Sometimes a Chinese idiom has a perfect match in English, as I said in the previous column. And if you happen to know the English expression in question, translation becomes easy.
Then, of course, you don’t know if you should call it translation or something else, like, merely saying something in another way, albeit, this time in another language. Essentially, you see, that’s what translation is.
The Chinese expression“有其父必有其子”, for example, can be rendered into English in many ways, but seldom is a rendering better than the existing English expression of “like father, like son”.
Like father, like son, which means that a son behaves exactly like his father in some way, conveys precisely the same idea as the Chinese expression does.
Here are a few media examples in recent news.
1. Like father like son: Could a liberal Jew really consent to the circumcision of his newborn boy?
For Paul Sussman, the birth of his baby was both a joy and the start of a dilemma.
For Jewish parents the world over it's a no-brainer, like the Chief Rabbi eating kosher and bears pooping in the woods – if you have a baby son, you get him circumcised.
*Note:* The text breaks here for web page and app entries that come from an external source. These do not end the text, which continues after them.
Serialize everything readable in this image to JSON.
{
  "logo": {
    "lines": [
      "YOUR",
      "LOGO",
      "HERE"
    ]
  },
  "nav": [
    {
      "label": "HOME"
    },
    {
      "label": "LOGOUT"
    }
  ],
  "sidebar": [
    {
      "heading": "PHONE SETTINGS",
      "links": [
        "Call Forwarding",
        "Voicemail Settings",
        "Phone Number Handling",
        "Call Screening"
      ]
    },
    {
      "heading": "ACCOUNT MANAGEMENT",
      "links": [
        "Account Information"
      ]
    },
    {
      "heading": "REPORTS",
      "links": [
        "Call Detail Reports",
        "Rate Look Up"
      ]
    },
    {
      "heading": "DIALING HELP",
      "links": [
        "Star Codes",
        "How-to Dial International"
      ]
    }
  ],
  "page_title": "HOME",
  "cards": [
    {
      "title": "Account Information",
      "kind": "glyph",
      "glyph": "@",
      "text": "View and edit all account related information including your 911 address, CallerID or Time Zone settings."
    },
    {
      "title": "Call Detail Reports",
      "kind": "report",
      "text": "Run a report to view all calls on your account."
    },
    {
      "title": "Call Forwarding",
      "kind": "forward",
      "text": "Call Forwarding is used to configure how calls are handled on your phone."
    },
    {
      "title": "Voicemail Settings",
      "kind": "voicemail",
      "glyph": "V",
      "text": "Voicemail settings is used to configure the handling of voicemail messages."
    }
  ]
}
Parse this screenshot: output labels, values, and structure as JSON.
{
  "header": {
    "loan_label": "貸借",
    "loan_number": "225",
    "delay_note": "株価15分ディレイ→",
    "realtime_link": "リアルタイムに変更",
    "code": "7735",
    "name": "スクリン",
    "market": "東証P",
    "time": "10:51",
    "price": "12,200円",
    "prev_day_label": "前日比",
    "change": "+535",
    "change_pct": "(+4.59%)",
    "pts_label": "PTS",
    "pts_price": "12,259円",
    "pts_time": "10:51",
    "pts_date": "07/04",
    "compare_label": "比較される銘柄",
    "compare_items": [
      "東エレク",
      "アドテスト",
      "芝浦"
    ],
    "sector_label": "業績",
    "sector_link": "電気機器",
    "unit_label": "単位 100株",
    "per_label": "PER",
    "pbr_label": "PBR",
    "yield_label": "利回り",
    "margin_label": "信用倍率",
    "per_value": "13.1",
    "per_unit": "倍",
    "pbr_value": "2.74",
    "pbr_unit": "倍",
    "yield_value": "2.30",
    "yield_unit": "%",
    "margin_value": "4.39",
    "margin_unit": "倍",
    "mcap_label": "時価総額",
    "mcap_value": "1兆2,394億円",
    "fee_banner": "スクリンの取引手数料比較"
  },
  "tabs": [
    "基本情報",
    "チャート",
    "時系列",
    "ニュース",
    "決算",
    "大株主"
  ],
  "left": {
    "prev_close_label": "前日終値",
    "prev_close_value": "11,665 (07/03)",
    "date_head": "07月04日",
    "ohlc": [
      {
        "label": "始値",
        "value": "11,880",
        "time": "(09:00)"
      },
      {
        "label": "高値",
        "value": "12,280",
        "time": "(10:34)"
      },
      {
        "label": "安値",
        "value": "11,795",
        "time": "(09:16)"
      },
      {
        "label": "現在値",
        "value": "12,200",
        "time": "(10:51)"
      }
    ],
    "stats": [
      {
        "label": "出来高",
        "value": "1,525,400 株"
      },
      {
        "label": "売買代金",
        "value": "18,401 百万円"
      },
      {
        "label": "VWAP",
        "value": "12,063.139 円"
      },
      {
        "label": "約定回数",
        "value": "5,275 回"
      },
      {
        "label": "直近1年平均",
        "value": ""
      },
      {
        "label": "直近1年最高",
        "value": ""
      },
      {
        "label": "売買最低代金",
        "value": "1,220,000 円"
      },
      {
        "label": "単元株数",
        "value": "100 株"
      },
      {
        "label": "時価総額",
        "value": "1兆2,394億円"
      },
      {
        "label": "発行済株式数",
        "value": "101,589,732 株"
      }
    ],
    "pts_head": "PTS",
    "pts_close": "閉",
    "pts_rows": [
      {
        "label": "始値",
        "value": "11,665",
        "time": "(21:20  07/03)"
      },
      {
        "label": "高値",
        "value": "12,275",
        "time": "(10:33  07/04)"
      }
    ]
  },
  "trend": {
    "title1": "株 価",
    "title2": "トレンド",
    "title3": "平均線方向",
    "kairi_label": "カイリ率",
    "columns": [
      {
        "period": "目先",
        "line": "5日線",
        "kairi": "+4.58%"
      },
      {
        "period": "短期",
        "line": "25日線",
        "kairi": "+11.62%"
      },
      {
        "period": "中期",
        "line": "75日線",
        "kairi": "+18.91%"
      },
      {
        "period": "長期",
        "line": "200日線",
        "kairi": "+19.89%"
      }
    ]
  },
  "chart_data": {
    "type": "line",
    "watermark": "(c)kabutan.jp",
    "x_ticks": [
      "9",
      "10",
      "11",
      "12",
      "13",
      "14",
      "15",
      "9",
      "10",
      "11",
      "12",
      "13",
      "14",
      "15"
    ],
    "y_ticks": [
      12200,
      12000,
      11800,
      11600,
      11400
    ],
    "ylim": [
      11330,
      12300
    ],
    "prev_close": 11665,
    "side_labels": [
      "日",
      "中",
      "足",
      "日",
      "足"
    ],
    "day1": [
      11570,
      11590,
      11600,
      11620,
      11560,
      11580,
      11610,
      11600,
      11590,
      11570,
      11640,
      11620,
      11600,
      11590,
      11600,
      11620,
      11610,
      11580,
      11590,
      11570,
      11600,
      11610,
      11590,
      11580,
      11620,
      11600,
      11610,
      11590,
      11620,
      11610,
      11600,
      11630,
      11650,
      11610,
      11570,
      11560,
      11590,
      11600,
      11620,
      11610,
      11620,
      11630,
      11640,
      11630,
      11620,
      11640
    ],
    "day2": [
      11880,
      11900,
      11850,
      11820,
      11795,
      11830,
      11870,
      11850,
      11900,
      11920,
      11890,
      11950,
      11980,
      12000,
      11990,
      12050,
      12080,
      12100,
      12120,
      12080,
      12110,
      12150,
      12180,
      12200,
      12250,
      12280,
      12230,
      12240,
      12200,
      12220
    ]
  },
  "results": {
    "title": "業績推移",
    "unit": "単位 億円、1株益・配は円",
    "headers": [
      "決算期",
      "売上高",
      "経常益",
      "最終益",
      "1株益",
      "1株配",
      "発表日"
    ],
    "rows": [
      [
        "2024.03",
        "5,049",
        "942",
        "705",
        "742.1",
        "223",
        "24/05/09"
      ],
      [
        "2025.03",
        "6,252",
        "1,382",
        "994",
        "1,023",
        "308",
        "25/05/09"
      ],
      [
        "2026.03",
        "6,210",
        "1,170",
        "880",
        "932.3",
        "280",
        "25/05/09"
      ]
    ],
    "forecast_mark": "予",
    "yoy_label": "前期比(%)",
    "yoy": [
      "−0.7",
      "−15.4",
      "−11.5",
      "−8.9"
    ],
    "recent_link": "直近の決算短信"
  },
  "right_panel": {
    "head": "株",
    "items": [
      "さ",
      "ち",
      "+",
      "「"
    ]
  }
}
For me too, when our boy was just a dream of future fatherhood, there was no question in my mind that he would undergo the procedure, as I had done, and my father before me, and his father before him.
Even when Alicky, my wife, became pregnant and we saw those blurred images on the ultrasound screen, with the indeterminate grey smudge that, the scan operator assured us, was a nascent scrotum, circumcision remained a given.
Then, however, Ezra was born, and I held him in my arms and changed his nappy and stared at his foreskin – that tiny surge of flesh at the end of his willy – and suddenly the certainty evaporated. Could I really do this to my son? Subject him to what is, when faith and tradition are stripped away, a traumatic and, in the UK at least, medically unnecessary act.
- The Independent, August 05, 2007
2. Like father like son-in-law for daddies'girls
WOMEN who have had happy childhood relationships with their fathers are more likely to select partners who bear a strong resemblance to them, according to a new study released today.
“Daddies’ girls” who have been the apple of their fathers’ eye use his facial characteristics as a template when choosing a mate in a process psychologists call “sexual imprinting”.
By contrast, women whose experiences with their fathers have been less than positive are likely to steer away from going out with a man who looks like him.
- The Scotsman, June 5, 2007.
3.Spencer was born in Derby in 1820, the only surviving child in a dissenting, politically radical family. “Individuality was pronounced in all members of the family,” he wrote, “and pronounced individuality is necessarily more or less at variance with authority.” His father, George Spencer, a philosophical materialist with Quaker sympathies and violently anti-clerical attitudes, was a reformist schoolteacher, a not very successful lace manufacturer, and a sometime inventor. It was from his father that Herbert picked up his passion for science and engineering, and also the value he placed on the forms and manners of individuality. “My father would never take off his hat to anyone, no matter of what rank,” Herbert proudly explained, and would never address anyone as “Esquire” or “Reverend,” but only as “Mr.”
Like son, like father: George Spencer was emotionally brittle. Shortly after Herbert was born, George suffered a breakdown. He became unable to control his anger, which erupted at the slightest provocation. Spencer’s “Autobiography” gives an appalling account of his parents’ miserable marriage—his mother’s passivity, his father’s rages and sullen coldness. Not bred to domestic affection, he intermittently craved company and even took a quasi-paternal interest in the children of friends, but, throughout his life, he found emotional intimacy extremely difficult and physical intimacy, apparently, impossible.
- Man with a Plan - Herbert Spencer’s Theory of Everything, The New Yorker, August 13, 2007 edition, seen online.